Dataset rows describing interfaces
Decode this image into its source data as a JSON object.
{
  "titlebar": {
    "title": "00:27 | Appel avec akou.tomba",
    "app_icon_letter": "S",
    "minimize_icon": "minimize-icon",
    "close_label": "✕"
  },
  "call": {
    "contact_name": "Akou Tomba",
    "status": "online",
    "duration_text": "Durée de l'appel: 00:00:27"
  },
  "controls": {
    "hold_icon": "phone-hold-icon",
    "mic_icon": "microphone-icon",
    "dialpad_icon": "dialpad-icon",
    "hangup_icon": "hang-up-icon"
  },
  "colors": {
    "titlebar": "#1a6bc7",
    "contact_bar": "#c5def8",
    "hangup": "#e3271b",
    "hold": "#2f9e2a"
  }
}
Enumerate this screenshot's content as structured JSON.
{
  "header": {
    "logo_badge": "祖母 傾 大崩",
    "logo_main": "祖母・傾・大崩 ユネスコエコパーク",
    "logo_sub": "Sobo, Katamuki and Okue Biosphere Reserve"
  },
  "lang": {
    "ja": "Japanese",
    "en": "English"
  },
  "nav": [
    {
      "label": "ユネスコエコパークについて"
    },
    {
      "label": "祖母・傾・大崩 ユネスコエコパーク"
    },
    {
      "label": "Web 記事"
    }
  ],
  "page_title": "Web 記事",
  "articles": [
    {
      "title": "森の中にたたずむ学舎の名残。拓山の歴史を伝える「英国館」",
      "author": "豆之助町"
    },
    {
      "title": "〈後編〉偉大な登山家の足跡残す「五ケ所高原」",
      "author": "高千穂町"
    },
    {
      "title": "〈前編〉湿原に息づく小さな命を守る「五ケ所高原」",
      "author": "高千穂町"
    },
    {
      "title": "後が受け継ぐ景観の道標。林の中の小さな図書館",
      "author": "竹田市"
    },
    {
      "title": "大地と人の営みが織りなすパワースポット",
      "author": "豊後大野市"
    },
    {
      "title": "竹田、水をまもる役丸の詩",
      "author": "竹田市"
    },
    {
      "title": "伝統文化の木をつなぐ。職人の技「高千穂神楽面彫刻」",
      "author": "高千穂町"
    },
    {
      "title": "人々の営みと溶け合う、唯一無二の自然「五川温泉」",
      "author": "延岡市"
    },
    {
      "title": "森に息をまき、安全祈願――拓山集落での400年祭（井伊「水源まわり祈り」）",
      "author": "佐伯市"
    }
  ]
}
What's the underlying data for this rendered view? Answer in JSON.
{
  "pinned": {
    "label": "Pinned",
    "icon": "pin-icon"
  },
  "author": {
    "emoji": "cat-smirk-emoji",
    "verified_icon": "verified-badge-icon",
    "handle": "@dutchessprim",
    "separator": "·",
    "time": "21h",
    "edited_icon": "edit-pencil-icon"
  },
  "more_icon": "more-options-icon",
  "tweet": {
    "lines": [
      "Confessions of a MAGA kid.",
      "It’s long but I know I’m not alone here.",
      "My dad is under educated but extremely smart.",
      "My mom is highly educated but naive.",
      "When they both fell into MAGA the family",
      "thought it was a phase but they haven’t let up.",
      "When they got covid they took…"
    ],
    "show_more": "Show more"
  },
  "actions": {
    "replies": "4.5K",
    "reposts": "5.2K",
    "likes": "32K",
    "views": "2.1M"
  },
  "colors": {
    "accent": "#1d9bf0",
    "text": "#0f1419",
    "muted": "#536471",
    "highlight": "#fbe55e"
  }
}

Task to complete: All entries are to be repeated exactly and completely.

Exercise answer:
Decode this image into its source data as a JSON object.
{
  "titlebar": {
    "title": "00:27 | Appel avec akou.tomba",
    "app_icon_letter": "S",
    "minimize_icon": "minimize-icon",
    "close_label": "✕"
  },
  "call": {
    "contact_name": "Akou Tomba",
    "status": "online",
    "duration_text": "Durée de l'appel: 00:00:27"
  },
  "controls": {
    "hold_icon": "phone-hold-icon",
    "mic_icon": "microphone-icon",
    "dialpad_icon": "dialpad-icon",
    "hangup_icon": "hang-up-icon"
  },
  "colors": {
    "titlebar": "#1a6bc7",
    "contact_bar": "#c5def8",
    "hangup": "#e3271b",
    "hold": "#2f9e2a"
  }
}
Enumerate this screenshot's content as structured JSON.
{
  "header": {
    "logo_badge": "祖母 傾 大崩",
    "logo_main": "祖母・傾・大崩 ユネスコエコパーク",
    "logo_sub": "Sobo, Katamuki and Okue Biosphere Reserve"
  },
  "lang": {
    "ja": "Japanese",
    "en": "English"
  },
  "nav": [
    {
      "label": "ユネスコエコパークについて"
    },
    {
      "label": "祖母・傾・大崩 ユネスコエコパーク"
    },
    {
      "label": "Web 記事"
    }
  ],
  "page_title": "Web 記事",
  "articles": [
    {
      "title": "森の中にたたずむ学舎の名残。拓山の歴史を伝える「英国館」",
      "author": "豆之助町"
    },
    {
      "title": "〈後編〉偉大な登山家の足跡残す「五ケ所高原」",
      "author": "高千穂町"
    },
    {
      "title": "〈前編〉湿原に息づく小さな命を守る「五ケ所高原」",
      "author": "高千穂町"
    },
    {
      "title": "後が受け継ぐ景観の道標。林の中の小さな図書館",
      "author": "竹田市"
    },
    {
      "title": "大地と人の営みが織りなすパワースポット",
      "author": "豊後大野市"
    },
    {
      "title": "竹田、水をまもる役丸の詩",
      "author": "竹田市"
    },
    {
      "title": "伝統文化の木をつなぐ。職人の技「高千穂神楽面彫刻」",
      "author": "高千穂町"
    },
    {
      "title": "人々の営みと溶け合う、唯一無二の自然「五川温泉」",
      "author": "延岡市"
    },
    {
      "title": "森に息をまき、安全祈願――拓山集落での400年祭（井伊「水源まわり祈り」）",
      "author": "佐伯市"
    }
  ]
}
What's the underlying data for this rendered view? Answer in JSON.
{
  "pinned": {
    "label": "Pinned",
    "icon": "pin-icon"
  },
  "author": {
    "emoji": "cat-smirk-emoji",
    "verified_icon": "verified-badge-icon",
    "handle": "@dutchessprim",
    "separator": "·",
    "time": "21h",
    "edited_icon": "edit-pencil-icon"
  },
  "more_icon": "more-options-icon",
  "tweet": {
    "lines": [
      "Confessions of a MAGA kid.",
      "It’s long but I know I’m not alone here.",
      "My dad is under educated but extremely smart.",
      "My mom is highly educated but naive.",
      "When they both fell into MAGA the family",
      "thought it was a phase but they haven’t let up.",
      "When they got covid they took…"
    ],
    "show_more": "Show more"
  },
  "actions": {
    "replies": "4.5K",
    "reposts": "5.2K",
    "likes": "32K",
    "views": "2.1M"
  },
  "colors": {
    "accent": "#1d9bf0",
    "text": "#0f1419",
    "muted": "#536471",
    "highlight": "#fbe55e"
  }
}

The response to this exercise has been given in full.